WHAT TO WORK ON. A precise repetition of every line below is the required answer.
+ + + + + + +
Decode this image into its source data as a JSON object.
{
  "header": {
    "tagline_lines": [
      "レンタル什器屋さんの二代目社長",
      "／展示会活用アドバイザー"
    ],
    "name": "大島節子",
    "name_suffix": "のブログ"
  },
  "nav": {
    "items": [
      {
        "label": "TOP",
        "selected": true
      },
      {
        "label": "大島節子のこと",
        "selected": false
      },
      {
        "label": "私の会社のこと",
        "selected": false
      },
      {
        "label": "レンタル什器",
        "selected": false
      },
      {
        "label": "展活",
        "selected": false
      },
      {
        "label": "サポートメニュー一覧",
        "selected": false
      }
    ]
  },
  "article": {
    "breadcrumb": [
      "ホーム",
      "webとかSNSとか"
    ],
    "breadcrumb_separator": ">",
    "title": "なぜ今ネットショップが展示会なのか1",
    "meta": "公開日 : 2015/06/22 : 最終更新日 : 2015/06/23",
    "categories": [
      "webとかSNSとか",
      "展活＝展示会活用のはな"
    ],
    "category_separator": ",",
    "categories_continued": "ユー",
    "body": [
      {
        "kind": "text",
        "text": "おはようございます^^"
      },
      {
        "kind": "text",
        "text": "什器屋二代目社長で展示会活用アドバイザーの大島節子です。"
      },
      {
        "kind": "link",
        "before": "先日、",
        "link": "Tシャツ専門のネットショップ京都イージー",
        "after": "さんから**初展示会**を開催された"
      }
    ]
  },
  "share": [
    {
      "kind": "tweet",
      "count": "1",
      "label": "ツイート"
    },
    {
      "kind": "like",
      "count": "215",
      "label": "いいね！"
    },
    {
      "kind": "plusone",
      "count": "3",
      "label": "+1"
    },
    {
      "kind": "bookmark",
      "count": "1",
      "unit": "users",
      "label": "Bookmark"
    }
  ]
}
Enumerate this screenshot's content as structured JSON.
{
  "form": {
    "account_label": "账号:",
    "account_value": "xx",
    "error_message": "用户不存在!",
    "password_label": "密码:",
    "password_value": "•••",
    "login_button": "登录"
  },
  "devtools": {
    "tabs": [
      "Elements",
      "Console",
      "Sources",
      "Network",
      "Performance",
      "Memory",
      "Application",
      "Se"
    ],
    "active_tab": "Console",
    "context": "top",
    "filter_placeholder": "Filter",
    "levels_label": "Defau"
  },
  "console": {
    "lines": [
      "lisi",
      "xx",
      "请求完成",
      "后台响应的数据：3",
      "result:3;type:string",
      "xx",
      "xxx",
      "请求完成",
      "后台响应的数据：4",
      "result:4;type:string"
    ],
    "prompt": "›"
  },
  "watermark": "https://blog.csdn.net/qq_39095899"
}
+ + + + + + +
REPLY TO THE EXERCISE.
Decode this image into its source data as a JSON object.
{
  "header": {
    "tagline_lines": [
      "レンタル什器屋さんの二代目社長",
      "／展示会活用アドバイザー"
    ],
    "name": "大島節子",
    "name_suffix": "のブログ"
  },
  "nav": {
    "items": [
      {
        "label": "TOP",
        "selected": true
      },
      {
        "label": "大島節子のこと",
        "selected": false
      },
      {
        "label": "私の会社のこと",
        "selected": false
      },
      {
        "label": "レンタル什器",
        "selected": false
      },
      {
        "label": "展活",
        "selected": false
      },
      {
        "label": "サポートメニュー一覧",
        "selected": false
      }
    ]
  },
  "article": {
    "breadcrumb": [
      "ホーム",
      "webとかSNSとか"
    ],
    "breadcrumb_separator": ">",
    "title": "なぜ今ネットショップが展示会なのか1",
    "meta": "公開日 : 2015/06/22 : 最終更新日 : 2015/06/23",
    "categories": [
      "webとかSNSとか",
      "展活＝展示会活用のはな"
    ],
    "category_separator": ",",
    "categories_continued": "ユー",
    "body": [
      {
        "kind": "text",
        "text": "おはようございます^^"
      },
      {
        "kind": "text",
        "text": "什器屋二代目社長で展示会活用アドバイザーの大島節子です。"
      },
      {
        "kind": "link",
        "before": "先日、",
        "link": "Tシャツ専門のネットショップ京都イージー",
        "after": "さんから**初展示会**を開催された"
      }
    ]
  },
  "share": [
    {
      "kind": "tweet",
      "count": "1",
      "label": "ツイート"
    },
    {
      "kind": "like",
      "count": "215",
      "label": "いいね！"
    },
    {
      "kind": "plusone",
      "count": "3",
      "label": "+1"
    },
    {
      "kind": "bookmark",
      "count": "1",
      "unit": "users",
      "label": "Bookmark"
    }
  ]
}
Enumerate this screenshot's content as structured JSON.
{
  "form": {
    "account_label": "账号:",
    "account_value": "xx",
    "error_message": "用户不存在!",
    "password_label": "密码:",
    "password_value": "•••",
    "login_button": "登录"
  },
  "devtools": {
    "tabs": [
      "Elements",
      "Console",
      "Sources",
      "Network",
      "Performance",
      "Memory",
      "Application",
      "Se"
    ],
    "active_tab": "Console",
    "context": "top",
    "filter_placeholder": "Filter",
    "levels_label": "Defau"
  },
  "console": {
    "lines": [
      "lisi",
      "xx",
      "请求完成",
      "后台响应的数据：3",
      "result:3;type:string",
      "xx",
      "xxx",
      "请求完成",
      "后台响应的数据：4",
      "result:4;type:string"
    ],
    "prompt": "›"
  },
  "watermark": "https://blog.csdn.net/qq_39095899"
}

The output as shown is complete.